▸ Task statement
Lines of the data that contain the word "JSON" are the ones to copy.

▸ The records
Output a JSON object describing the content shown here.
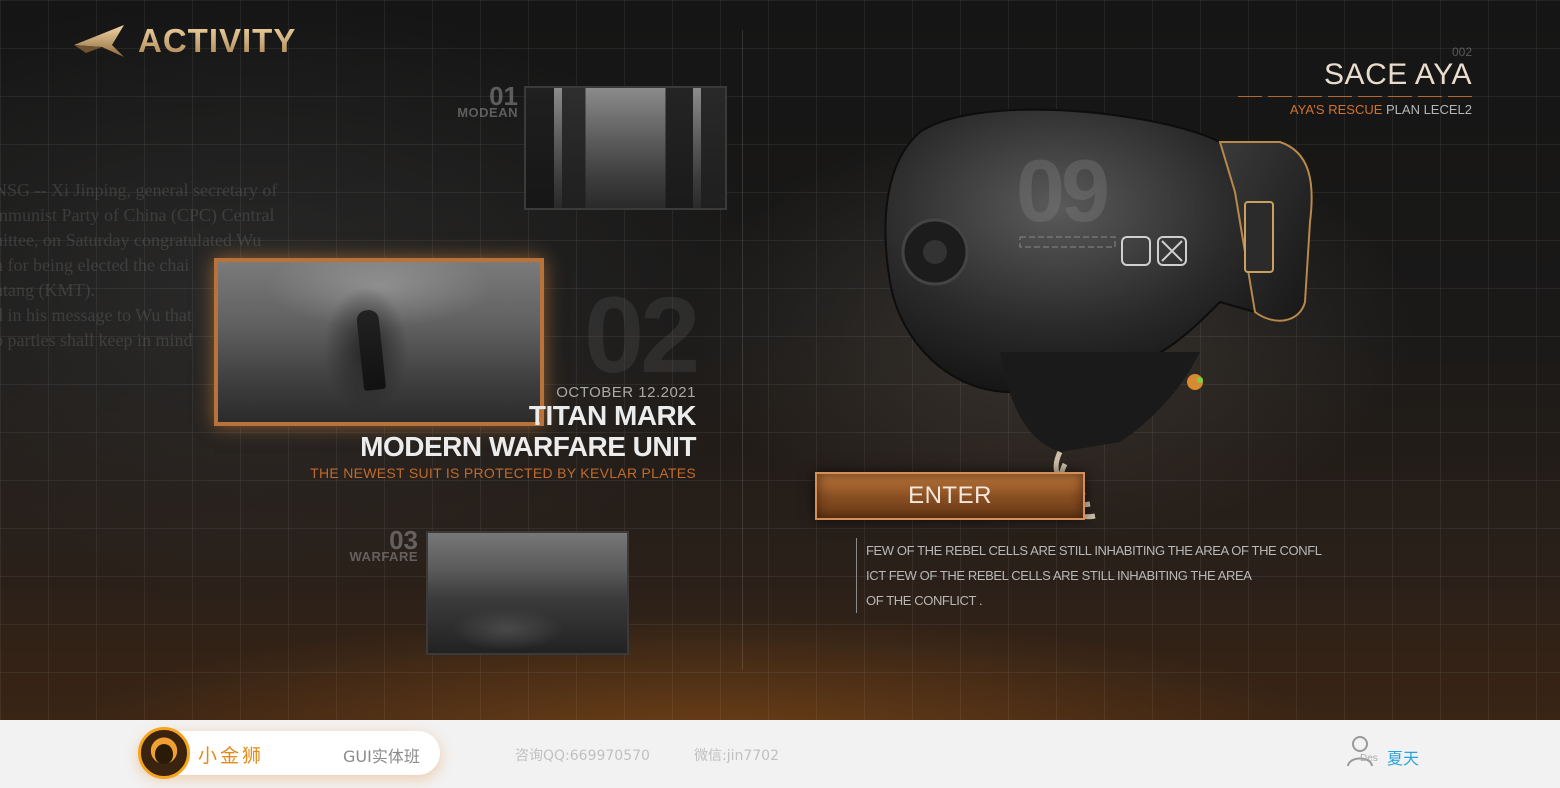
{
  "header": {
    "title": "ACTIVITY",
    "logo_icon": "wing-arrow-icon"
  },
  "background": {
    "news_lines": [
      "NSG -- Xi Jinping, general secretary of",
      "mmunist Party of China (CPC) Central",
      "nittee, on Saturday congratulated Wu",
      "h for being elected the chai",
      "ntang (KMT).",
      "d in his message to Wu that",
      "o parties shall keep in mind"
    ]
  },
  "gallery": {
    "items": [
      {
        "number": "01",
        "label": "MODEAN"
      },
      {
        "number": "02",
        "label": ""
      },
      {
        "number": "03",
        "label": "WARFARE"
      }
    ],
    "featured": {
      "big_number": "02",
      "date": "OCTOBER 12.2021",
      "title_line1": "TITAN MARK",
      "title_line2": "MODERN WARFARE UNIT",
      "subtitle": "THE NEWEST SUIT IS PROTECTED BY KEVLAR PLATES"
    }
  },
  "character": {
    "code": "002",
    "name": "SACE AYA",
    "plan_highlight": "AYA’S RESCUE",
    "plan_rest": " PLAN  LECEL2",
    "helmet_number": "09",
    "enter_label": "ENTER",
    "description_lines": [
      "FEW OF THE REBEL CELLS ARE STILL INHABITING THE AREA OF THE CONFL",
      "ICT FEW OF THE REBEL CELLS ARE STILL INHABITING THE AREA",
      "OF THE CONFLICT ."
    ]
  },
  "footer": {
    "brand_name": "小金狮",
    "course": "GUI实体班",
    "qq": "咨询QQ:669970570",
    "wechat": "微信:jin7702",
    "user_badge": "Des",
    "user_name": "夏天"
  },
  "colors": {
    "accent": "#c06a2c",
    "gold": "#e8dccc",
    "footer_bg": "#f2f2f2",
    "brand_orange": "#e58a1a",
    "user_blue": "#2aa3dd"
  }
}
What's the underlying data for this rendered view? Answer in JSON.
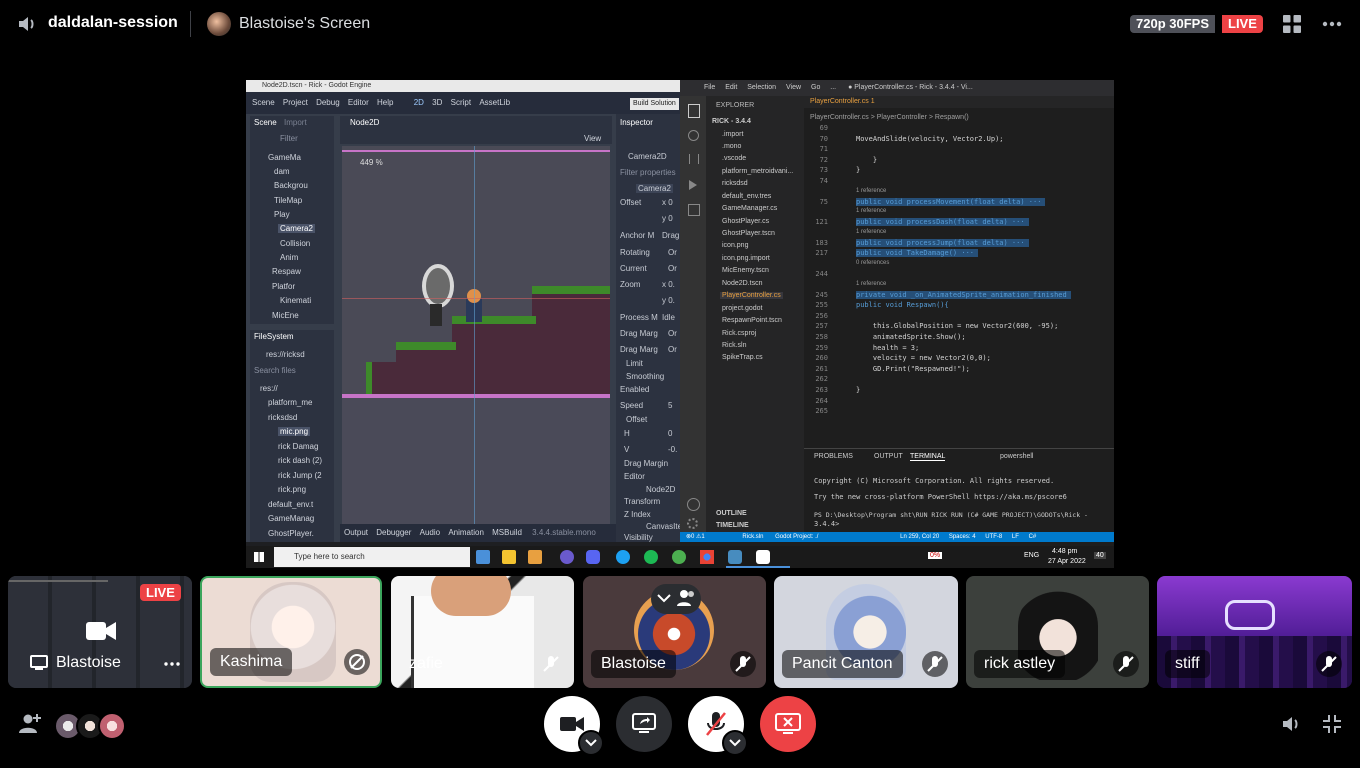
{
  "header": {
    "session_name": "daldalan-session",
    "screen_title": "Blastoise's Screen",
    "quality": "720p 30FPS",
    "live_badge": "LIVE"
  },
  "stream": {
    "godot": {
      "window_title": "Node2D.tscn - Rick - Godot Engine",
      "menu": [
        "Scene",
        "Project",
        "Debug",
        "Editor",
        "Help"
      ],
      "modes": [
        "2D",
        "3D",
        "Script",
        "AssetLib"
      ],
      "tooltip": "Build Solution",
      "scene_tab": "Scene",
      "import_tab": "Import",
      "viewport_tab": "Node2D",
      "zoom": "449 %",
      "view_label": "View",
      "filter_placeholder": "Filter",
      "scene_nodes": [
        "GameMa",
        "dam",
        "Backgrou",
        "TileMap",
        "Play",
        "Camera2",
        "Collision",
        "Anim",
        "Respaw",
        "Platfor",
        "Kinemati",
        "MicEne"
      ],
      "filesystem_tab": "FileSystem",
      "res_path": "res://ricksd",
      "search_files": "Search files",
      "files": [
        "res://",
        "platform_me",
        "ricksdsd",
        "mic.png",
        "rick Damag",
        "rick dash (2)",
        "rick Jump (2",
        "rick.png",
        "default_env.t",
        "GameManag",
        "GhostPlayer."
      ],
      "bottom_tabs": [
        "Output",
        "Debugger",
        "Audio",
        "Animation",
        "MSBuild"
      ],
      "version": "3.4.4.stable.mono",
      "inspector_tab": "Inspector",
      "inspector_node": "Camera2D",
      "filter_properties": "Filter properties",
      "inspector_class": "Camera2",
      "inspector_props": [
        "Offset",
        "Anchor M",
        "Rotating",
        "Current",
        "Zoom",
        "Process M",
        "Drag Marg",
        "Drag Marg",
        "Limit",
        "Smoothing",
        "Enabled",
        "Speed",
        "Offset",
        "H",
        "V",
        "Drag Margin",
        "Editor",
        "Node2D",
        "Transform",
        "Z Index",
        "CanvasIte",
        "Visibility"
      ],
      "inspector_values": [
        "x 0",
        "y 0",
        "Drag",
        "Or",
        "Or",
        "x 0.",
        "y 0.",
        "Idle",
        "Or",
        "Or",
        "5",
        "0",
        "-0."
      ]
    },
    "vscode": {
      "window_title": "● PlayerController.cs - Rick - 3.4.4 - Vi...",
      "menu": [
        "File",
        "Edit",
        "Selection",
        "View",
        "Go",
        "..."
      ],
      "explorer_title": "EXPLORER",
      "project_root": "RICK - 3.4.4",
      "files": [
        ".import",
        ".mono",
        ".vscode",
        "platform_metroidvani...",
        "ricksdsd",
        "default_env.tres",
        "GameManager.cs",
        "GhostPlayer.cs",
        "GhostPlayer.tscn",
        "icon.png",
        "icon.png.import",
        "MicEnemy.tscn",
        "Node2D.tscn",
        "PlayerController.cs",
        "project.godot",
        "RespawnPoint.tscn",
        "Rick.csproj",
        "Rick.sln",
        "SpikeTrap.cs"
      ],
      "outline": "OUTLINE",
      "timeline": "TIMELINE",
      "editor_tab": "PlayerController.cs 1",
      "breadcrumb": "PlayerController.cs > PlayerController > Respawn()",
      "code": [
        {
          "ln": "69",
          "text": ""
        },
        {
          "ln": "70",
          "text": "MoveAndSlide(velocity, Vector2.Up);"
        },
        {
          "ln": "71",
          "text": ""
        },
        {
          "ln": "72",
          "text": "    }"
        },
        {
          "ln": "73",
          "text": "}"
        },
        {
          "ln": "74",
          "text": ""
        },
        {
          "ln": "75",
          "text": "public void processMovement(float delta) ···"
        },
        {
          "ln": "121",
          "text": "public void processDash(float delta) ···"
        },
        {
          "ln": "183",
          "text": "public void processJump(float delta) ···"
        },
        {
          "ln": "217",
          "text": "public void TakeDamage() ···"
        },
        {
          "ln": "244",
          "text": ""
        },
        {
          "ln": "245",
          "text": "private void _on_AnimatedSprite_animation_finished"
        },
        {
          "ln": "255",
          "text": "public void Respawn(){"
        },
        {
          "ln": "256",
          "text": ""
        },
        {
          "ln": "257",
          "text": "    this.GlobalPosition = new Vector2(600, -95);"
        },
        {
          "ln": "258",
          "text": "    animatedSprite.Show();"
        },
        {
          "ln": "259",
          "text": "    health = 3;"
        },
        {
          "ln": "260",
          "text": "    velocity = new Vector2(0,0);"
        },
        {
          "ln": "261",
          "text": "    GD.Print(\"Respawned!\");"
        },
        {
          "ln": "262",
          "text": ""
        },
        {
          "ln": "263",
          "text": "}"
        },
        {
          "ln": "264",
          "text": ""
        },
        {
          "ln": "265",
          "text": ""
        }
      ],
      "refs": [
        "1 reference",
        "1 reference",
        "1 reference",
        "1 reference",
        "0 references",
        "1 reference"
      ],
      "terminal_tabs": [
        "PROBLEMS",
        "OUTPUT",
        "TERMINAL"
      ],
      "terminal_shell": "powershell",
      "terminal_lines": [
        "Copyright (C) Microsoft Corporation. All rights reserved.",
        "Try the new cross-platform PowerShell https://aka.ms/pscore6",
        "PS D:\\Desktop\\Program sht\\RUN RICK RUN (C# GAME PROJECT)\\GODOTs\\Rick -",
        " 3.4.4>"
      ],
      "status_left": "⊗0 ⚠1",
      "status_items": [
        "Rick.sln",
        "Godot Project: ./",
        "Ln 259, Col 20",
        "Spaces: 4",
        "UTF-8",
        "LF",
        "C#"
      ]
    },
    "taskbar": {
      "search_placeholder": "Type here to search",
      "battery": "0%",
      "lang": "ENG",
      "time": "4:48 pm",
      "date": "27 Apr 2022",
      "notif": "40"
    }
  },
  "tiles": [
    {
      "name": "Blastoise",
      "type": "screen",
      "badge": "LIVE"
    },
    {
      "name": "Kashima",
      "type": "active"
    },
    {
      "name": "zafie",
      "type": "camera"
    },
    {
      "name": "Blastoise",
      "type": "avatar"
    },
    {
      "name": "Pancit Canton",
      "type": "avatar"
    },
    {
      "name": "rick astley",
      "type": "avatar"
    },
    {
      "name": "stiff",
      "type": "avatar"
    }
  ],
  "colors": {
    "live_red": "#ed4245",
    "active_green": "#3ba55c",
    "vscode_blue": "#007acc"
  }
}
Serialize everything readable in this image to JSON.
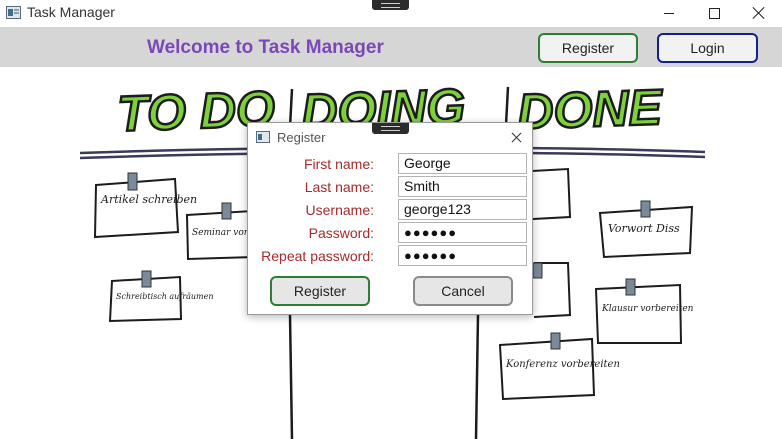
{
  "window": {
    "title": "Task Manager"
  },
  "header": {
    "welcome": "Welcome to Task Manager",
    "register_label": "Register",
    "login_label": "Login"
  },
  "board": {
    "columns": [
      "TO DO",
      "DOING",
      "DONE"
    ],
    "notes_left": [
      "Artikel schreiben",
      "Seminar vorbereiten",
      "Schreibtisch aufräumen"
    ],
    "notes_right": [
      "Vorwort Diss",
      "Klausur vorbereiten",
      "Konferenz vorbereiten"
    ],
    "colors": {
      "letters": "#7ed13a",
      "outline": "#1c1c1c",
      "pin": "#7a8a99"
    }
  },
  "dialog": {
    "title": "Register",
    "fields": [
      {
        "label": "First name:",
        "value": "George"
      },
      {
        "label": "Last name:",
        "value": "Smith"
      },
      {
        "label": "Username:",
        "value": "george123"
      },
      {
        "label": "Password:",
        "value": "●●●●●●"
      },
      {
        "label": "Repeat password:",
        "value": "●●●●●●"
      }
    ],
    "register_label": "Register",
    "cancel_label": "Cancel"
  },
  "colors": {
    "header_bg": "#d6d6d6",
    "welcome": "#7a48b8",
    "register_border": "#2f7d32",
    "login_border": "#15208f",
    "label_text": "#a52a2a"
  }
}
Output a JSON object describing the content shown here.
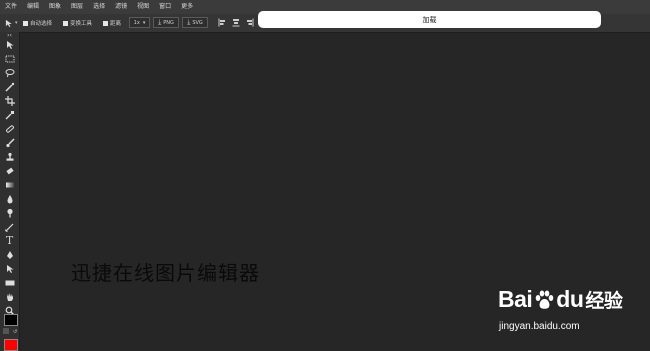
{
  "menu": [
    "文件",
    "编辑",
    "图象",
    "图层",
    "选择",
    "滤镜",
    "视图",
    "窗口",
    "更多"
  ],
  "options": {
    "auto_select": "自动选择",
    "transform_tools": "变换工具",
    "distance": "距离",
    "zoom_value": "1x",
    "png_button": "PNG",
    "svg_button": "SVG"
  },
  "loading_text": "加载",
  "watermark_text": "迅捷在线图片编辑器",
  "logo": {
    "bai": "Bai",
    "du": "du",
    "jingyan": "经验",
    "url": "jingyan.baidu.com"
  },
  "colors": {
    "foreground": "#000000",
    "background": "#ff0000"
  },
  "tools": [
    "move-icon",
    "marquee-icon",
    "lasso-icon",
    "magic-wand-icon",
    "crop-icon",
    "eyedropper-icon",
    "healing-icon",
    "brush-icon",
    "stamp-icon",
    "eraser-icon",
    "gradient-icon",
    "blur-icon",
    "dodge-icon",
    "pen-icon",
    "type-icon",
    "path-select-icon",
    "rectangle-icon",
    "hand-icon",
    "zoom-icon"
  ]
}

▸ The answer
Output a JSON object describing the content shown here.
What's the underlying data for this rendered view? Answer in JSON.
Serialize everything readable in this image to JSON.
Output a JSON object describing the content shown here.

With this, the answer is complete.